RECORDS TO PROCESS:
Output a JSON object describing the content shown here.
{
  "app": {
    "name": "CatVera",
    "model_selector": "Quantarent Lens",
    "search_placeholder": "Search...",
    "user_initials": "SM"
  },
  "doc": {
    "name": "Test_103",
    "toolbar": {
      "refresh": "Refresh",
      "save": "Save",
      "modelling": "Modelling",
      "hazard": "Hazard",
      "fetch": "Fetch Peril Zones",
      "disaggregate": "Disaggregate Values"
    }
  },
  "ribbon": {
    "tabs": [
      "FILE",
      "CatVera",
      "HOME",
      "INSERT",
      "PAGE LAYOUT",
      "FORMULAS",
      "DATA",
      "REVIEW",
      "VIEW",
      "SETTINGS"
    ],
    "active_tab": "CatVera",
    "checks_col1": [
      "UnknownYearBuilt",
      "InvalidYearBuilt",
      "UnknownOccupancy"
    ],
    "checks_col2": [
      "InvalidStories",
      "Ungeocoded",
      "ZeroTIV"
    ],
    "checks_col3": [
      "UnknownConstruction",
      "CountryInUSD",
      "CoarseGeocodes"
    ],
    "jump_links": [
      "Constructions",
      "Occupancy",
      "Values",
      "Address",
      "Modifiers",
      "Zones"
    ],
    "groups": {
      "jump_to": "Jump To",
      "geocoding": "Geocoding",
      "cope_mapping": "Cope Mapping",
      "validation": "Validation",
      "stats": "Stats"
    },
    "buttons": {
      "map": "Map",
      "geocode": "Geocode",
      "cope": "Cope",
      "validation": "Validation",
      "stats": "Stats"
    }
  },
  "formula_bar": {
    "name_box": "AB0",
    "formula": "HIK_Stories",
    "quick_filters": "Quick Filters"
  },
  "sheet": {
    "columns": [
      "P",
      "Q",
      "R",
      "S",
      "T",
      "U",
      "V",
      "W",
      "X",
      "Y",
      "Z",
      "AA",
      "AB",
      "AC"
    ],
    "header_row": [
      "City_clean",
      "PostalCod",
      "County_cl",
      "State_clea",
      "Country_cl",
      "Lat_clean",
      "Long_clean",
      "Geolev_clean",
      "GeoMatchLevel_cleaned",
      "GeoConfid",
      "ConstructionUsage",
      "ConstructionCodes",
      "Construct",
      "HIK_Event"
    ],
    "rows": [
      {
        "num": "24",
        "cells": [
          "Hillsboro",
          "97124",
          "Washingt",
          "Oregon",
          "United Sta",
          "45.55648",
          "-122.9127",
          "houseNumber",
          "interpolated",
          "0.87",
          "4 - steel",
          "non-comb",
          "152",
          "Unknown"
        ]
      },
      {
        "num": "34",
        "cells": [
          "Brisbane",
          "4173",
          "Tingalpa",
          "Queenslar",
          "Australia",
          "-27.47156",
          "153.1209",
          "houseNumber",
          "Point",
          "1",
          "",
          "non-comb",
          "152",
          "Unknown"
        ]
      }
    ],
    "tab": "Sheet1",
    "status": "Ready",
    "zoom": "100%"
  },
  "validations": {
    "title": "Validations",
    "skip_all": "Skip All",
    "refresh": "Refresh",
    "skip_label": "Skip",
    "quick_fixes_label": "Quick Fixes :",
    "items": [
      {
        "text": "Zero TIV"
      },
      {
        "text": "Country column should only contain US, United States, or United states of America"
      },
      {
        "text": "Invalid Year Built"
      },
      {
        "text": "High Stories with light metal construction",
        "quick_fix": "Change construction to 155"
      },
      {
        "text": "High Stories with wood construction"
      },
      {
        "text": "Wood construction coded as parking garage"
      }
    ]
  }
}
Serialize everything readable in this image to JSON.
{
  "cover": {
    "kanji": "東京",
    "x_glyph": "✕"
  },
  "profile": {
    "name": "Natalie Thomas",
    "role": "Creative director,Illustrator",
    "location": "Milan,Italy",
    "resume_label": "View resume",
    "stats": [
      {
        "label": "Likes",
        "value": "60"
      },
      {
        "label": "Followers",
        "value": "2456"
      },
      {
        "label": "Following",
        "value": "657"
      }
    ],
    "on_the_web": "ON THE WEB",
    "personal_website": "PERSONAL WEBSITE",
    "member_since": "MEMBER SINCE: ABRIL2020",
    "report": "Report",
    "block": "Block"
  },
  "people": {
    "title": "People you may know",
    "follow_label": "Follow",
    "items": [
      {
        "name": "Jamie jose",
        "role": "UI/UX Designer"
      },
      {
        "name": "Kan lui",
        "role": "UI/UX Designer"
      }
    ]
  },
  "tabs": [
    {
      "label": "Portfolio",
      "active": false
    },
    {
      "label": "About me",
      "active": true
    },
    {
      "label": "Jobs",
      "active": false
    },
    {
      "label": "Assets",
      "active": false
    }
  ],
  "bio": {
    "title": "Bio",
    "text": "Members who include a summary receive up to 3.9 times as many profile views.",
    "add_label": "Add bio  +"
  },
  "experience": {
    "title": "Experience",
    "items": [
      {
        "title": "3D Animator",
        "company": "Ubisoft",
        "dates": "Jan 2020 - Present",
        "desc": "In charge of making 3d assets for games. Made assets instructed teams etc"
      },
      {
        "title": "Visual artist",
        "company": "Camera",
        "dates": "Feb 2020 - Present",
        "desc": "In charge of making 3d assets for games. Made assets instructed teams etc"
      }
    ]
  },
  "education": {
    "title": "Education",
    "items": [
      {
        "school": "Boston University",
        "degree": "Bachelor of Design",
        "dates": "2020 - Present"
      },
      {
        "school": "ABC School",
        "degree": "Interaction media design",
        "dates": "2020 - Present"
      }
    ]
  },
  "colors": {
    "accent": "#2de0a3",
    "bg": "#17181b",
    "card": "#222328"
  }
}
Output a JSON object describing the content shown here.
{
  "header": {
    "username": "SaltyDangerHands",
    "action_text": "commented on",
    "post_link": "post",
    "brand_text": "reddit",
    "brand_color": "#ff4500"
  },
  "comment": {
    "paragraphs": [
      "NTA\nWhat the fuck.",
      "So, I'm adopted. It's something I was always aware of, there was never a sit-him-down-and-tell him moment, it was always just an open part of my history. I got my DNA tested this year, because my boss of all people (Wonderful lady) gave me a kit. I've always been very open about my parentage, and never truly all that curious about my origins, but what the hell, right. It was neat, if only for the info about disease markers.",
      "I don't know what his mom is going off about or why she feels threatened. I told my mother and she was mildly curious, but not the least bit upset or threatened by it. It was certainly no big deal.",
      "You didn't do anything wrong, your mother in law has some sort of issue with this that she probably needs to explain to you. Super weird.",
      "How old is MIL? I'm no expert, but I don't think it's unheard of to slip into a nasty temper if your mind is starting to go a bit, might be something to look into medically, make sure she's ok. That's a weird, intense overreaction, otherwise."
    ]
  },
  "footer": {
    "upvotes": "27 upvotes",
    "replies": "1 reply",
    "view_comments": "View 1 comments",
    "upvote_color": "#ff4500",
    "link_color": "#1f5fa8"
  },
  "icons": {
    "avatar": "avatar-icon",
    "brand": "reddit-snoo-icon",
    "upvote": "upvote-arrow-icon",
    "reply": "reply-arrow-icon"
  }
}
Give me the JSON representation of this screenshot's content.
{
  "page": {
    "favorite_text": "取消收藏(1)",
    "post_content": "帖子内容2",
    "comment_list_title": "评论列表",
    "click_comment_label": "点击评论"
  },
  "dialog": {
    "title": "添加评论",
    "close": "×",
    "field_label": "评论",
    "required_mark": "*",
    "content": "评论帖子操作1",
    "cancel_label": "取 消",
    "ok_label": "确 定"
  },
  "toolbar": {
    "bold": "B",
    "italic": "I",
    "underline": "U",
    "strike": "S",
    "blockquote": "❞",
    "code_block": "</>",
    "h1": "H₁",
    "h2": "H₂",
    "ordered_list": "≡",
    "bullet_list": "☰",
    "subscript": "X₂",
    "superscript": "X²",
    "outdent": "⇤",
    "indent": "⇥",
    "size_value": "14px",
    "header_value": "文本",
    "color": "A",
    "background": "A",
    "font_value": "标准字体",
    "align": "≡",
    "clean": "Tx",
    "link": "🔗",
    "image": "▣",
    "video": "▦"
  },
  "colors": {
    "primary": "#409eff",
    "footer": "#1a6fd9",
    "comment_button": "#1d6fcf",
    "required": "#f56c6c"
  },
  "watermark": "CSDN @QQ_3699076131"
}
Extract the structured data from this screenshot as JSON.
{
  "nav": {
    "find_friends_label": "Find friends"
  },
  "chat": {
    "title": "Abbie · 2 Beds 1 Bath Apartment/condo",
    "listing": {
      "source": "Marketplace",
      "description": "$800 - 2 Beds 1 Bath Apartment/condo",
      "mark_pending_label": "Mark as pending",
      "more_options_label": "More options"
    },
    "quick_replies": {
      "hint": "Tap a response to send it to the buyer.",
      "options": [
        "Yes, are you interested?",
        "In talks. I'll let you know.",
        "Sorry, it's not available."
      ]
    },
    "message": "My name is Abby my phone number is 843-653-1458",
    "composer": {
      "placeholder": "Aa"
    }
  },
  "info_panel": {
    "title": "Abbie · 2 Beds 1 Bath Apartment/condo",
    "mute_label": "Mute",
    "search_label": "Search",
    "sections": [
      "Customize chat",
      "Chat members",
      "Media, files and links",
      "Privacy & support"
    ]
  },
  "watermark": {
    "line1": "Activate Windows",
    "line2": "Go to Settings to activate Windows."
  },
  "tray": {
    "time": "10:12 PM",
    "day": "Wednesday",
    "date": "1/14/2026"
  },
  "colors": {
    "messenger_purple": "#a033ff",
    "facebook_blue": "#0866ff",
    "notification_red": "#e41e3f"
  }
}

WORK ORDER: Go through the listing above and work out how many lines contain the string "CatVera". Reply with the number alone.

TASK ANSWER: 3